Another malicious option for using unauthorized DHCP servers is to make numerous requests for an IP address and thus use up all of the available IP addresses, thus preventing other DHCP gateways from access the network. Fortunately, there are some methods of mitigating malicious uses of DHCP servers, including adding tags to DCHP messages as a kind of authorization token.
DHCP servers identifying requesting devices by their MAC addresses in order to ensure that it does not assign the same IP address to two different devices. Of course, since MAC addresses can be “spoofed” (faked), it is also possible to cause DHCP errors by using an identical MAC address as an existing, authorized network device. This is one method of getting around MAC filtering or MAC whitelists where only a pre-determined list of authorized MAC addresses are allowed to access the network.
DHCP was first developed in 1985 as an improved version of an existing IP management protocol called the Bootstrap Protocol (or BOOTP). Because of this, DHCP servers can also handle BOOTP requests from devices. DHCP, however, is a more advanced protocol, particularly because it is designed to automatically ensure that assigned IP addresses adhere to network configuration settings. Furthermore, BOOTP had no way of re-using previously used but expired IP addresses.
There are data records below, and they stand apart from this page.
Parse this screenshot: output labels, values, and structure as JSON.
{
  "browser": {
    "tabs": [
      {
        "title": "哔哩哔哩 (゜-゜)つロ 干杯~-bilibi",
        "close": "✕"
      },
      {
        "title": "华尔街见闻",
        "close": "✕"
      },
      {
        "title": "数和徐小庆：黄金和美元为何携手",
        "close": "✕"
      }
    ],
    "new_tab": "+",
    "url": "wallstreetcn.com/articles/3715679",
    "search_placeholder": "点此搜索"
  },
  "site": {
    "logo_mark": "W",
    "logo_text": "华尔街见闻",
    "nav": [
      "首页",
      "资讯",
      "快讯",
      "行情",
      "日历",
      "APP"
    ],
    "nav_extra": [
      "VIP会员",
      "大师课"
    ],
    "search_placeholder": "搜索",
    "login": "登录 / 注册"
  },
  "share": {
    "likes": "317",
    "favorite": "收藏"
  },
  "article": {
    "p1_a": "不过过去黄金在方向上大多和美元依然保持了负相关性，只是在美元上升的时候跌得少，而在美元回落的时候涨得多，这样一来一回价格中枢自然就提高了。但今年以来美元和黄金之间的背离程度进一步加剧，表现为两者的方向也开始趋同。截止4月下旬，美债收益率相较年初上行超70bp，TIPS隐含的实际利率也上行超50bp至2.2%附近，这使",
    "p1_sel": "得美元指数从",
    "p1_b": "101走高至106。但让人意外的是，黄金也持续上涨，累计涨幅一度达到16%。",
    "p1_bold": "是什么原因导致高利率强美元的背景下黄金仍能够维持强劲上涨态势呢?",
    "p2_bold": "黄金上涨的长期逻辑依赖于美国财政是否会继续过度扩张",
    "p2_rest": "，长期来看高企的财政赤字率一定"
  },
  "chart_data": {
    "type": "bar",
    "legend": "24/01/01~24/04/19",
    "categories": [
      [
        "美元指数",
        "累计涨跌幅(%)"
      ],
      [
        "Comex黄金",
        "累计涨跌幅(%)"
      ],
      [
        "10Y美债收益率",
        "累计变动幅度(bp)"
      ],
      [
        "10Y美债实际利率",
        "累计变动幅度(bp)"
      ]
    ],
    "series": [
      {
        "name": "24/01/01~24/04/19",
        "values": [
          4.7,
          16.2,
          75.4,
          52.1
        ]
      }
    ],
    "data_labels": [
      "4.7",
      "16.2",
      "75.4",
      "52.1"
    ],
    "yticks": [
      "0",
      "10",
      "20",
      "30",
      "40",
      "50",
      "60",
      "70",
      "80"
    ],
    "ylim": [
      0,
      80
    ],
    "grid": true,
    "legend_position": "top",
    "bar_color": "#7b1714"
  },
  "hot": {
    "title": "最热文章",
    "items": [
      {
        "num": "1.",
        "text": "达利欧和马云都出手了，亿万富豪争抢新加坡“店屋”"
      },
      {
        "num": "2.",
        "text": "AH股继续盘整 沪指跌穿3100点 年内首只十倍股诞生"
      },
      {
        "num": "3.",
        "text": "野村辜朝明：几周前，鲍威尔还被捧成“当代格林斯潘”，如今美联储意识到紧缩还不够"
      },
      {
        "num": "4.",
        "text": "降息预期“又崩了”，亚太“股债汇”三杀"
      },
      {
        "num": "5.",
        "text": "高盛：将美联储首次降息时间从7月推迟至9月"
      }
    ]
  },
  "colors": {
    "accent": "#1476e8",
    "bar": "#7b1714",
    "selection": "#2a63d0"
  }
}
In technical terms, any device that requests access to the internet (or network) is called a DHCP client while the device that manages and assigns IP addresses is called the DHCP server.